_INSTRUCTIONS FOR THE TASK_
The answer must be every line from the entries below that contains "JSON".

_Interface dataset entries_
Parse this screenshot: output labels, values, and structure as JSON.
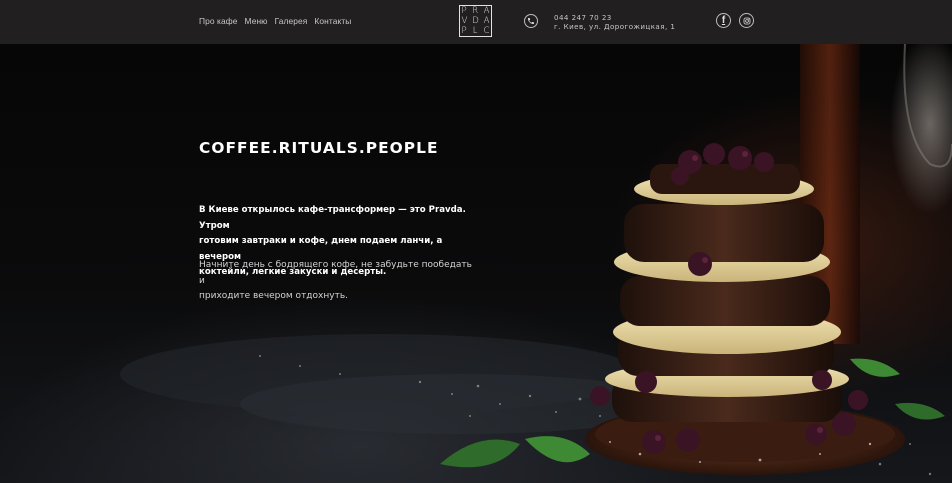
{
  "nav": {
    "items": [
      {
        "label": "Про кафе"
      },
      {
        "label": "Меню"
      },
      {
        "label": "Галерея"
      },
      {
        "label": "Контакты"
      }
    ]
  },
  "logo": {
    "rows": [
      [
        "P",
        "R",
        "A"
      ],
      [
        "V",
        "D",
        "A"
      ],
      [
        "P",
        "L",
        "C"
      ]
    ]
  },
  "contact": {
    "phone": "044 247 70 23",
    "address": "г. Киев, ул. Дорогожицкая, 1",
    "phone_icon": "phone-icon"
  },
  "social": {
    "facebook_icon": "facebook-icon",
    "instagram_icon": "instagram-icon"
  },
  "hero": {
    "title": "COFFEE.RITUALS.PEOPLE",
    "lead": "В Киеве открылось кафе-трансформер — это Pravda. Утром\nготовим завтраки и кофе, днем подаем ланчи, а вечером\nкоктейли, легкие закуски и десерты.",
    "text": "Начните день с бодрящего кофе, не забудьте пообедать и\nприходите вечером отдохнуть."
  },
  "colors": {
    "header_bg": "#221f20",
    "hero_bg": "#060606",
    "cream": "#efe0ad",
    "cake": "#3a2218",
    "berry": "#2a1220"
  }
}
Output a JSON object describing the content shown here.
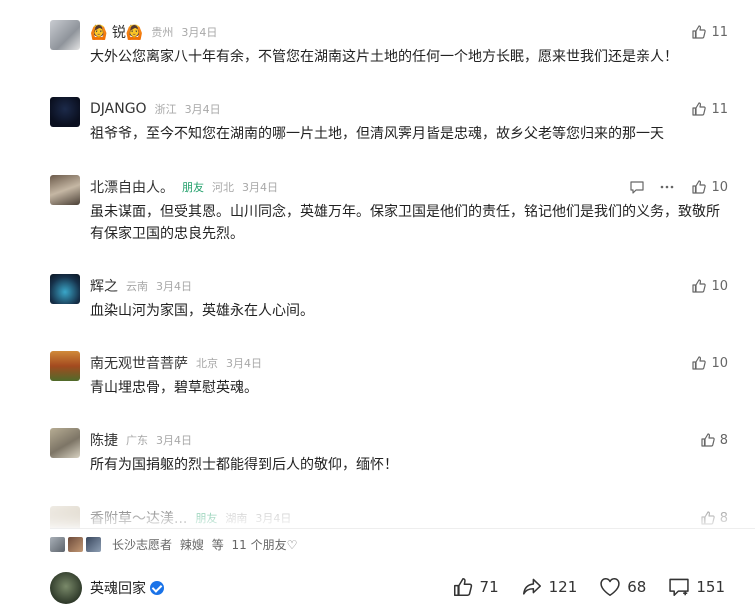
{
  "comments": [
    {
      "name": "🙆 锐🙆",
      "badge": "",
      "location": "贵州",
      "date": "3月4日",
      "text": "大外公您离家八十年有余，不管您在湖南这片土地的任何一个地方长眠，愿来世我们还是亲人！",
      "likes": "11"
    },
    {
      "name": "DJANGO",
      "badge": "",
      "location": "浙江",
      "date": "3月4日",
      "text": "祖爷爷，至今不知您在湖南的哪一片土地，但清风霁月皆是忠魂，故乡父老等您归来的那一天",
      "likes": "11"
    },
    {
      "name": "北漂自由人。",
      "badge": "朋友",
      "location": "河北",
      "date": "3月4日",
      "text": "虽未谋面，但受其恩。山川同念，英雄万年。保家卫国是他们的责任，铭记他们是我们的义务，致敬所有保家卫国的忠良先烈。",
      "likes": "10"
    },
    {
      "name": "辉之",
      "badge": "",
      "location": "云南",
      "date": "3月4日",
      "text": "血染山河为家国，英雄永在人心间。",
      "likes": "10"
    },
    {
      "name": "南无观世音菩萨",
      "badge": "",
      "location": "北京",
      "date": "3月4日",
      "text": "青山埋忠骨，碧草慰英魂。",
      "likes": "10"
    },
    {
      "name": "陈捷",
      "badge": "",
      "location": "广东",
      "date": "3月4日",
      "text": "所有为国捐躯的烈士都能得到后人的敬仰，缅怀！",
      "likes": "8"
    },
    {
      "name": "香附草～达渼...",
      "badge": "朋友",
      "location": "湖南",
      "date": "3月4日",
      "text": "",
      "likes": "8"
    }
  ],
  "friends_bar": {
    "name1": "长沙志愿者",
    "name2": "辣嫂",
    "name3": "等",
    "tail": "11 个朋友♡"
  },
  "author": {
    "name": "英魂回家"
  },
  "actions": {
    "likes": "71",
    "shares": "121",
    "favorites": "68",
    "comments": "151"
  },
  "colors": {
    "friend_badge": "#22a06b",
    "verified": "#1a73e8",
    "meta_gray": "#a8a8a8"
  },
  "icons": [
    "thumb-up-icon",
    "comment-icon",
    "more-icon",
    "share-icon",
    "heart-icon",
    "verified-icon"
  ]
}
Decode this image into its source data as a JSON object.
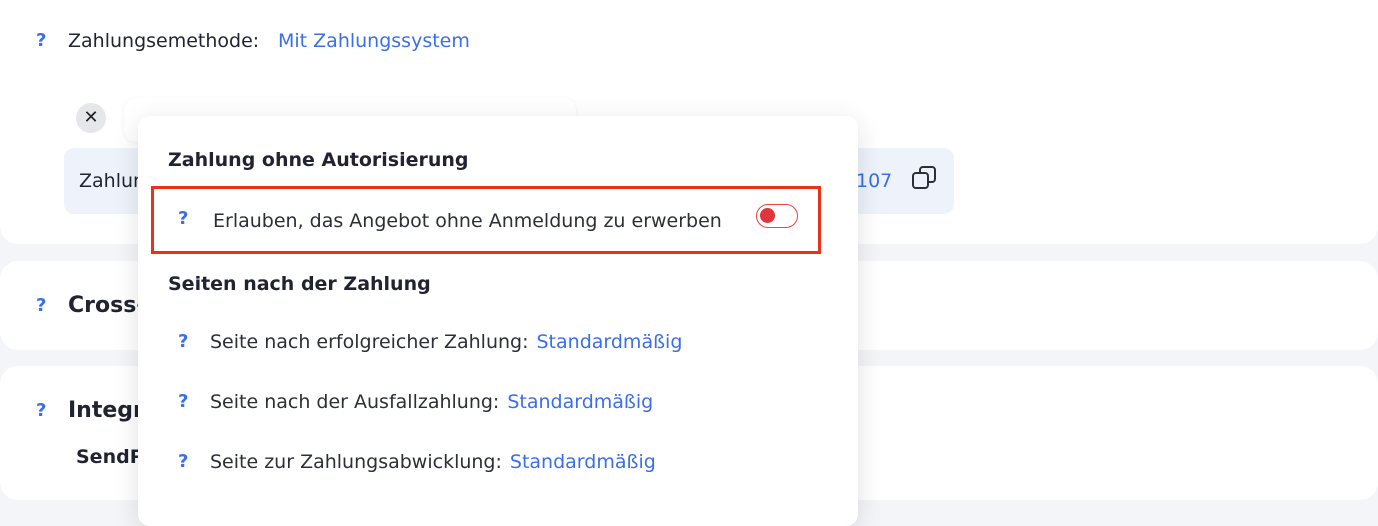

_RESPONSE TO THE EXERCISE_
Parse this screenshot: output labels, values, and structure as JSON.
Output a JSON object describing the content shown here.
Decode this image into its source data as a JSON object.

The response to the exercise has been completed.